• **PROBLEM REQUIREMENTS**
From the line that contains "Serialize everything readable" to the last line of the entries, set down each line exactly as written, both ends included, with nothing else.

═════ EXCERPTED RECORDS

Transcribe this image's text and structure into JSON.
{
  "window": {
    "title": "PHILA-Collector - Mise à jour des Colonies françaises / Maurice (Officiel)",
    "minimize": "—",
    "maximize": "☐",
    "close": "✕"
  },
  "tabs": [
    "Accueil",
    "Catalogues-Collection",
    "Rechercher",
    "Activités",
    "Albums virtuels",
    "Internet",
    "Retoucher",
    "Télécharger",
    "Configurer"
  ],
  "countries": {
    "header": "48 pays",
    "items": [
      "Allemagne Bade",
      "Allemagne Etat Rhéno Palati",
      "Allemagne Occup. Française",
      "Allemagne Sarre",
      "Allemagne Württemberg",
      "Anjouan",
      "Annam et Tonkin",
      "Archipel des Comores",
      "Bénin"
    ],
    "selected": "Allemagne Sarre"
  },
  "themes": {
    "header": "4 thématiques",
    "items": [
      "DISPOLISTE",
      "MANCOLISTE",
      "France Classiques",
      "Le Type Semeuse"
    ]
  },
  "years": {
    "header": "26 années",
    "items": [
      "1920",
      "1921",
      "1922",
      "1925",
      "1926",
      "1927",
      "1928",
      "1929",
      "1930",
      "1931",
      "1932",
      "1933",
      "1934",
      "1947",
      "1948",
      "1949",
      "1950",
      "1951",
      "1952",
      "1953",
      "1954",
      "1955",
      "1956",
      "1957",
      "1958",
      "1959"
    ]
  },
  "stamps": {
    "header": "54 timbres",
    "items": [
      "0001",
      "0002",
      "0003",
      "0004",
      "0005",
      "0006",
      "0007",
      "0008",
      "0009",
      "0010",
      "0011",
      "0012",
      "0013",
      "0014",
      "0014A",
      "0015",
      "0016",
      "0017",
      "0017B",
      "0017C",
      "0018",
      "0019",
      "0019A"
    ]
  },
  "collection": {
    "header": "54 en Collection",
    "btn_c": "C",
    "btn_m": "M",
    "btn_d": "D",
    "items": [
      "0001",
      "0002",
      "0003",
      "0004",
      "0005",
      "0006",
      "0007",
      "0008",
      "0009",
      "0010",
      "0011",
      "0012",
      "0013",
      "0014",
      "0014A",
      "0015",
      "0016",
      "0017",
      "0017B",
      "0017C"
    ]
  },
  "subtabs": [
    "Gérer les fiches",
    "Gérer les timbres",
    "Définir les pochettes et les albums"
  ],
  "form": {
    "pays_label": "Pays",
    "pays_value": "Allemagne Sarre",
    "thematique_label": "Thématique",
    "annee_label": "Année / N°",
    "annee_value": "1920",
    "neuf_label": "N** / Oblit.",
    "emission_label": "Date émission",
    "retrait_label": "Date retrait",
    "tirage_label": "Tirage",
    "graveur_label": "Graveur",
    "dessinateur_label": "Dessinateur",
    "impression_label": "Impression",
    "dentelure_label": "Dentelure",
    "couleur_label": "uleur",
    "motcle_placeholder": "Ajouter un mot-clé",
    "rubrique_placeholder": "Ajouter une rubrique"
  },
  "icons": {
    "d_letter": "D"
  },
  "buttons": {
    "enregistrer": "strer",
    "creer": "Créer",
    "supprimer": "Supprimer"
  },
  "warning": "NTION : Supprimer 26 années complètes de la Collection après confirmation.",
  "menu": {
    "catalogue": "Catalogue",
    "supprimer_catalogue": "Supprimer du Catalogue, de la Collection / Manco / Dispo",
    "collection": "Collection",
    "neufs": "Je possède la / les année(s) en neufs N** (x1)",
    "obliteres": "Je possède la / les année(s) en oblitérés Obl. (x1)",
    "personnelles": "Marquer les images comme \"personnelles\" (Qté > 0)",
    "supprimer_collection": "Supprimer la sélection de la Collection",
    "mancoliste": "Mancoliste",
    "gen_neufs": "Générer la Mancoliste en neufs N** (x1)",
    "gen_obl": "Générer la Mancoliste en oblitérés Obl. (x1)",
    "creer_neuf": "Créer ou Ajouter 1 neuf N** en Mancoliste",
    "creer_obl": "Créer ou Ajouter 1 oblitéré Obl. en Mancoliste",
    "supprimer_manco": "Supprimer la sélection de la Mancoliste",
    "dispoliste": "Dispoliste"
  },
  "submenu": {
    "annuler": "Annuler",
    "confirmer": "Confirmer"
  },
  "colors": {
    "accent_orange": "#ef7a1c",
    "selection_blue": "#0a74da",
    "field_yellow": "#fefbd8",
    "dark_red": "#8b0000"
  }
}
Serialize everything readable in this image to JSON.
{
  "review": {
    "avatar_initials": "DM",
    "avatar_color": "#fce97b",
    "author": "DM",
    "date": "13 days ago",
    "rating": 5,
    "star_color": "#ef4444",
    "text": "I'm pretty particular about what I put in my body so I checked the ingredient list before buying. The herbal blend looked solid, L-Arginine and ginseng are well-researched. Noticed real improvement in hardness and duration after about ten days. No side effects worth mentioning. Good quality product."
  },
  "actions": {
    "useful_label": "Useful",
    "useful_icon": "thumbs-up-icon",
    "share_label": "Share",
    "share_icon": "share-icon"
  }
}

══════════

• **RESULT FOR THIS EXERCISE**
Serialize everything readable in this image to JSON.
{
  "review": {
    "avatar_initials": "DM",
    "avatar_color": "#fce97b",
    "author": "DM",
    "date": "13 days ago",
    "rating": 5,
    "star_color": "#ef4444",
    "text": "I'm pretty particular about what I put in my body so I checked the ingredient list before buying. The herbal blend looked solid, L-Arginine and ginseng are well-researched. Noticed real improvement in hardness and duration after about ten days. No side effects worth mentioning. Good quality product."
  },
  "actions": {
    "useful_label": "Useful",
    "useful_icon": "thumbs-up-icon",
    "share_label": "Share",
    "share_icon": "share-icon"
  }
}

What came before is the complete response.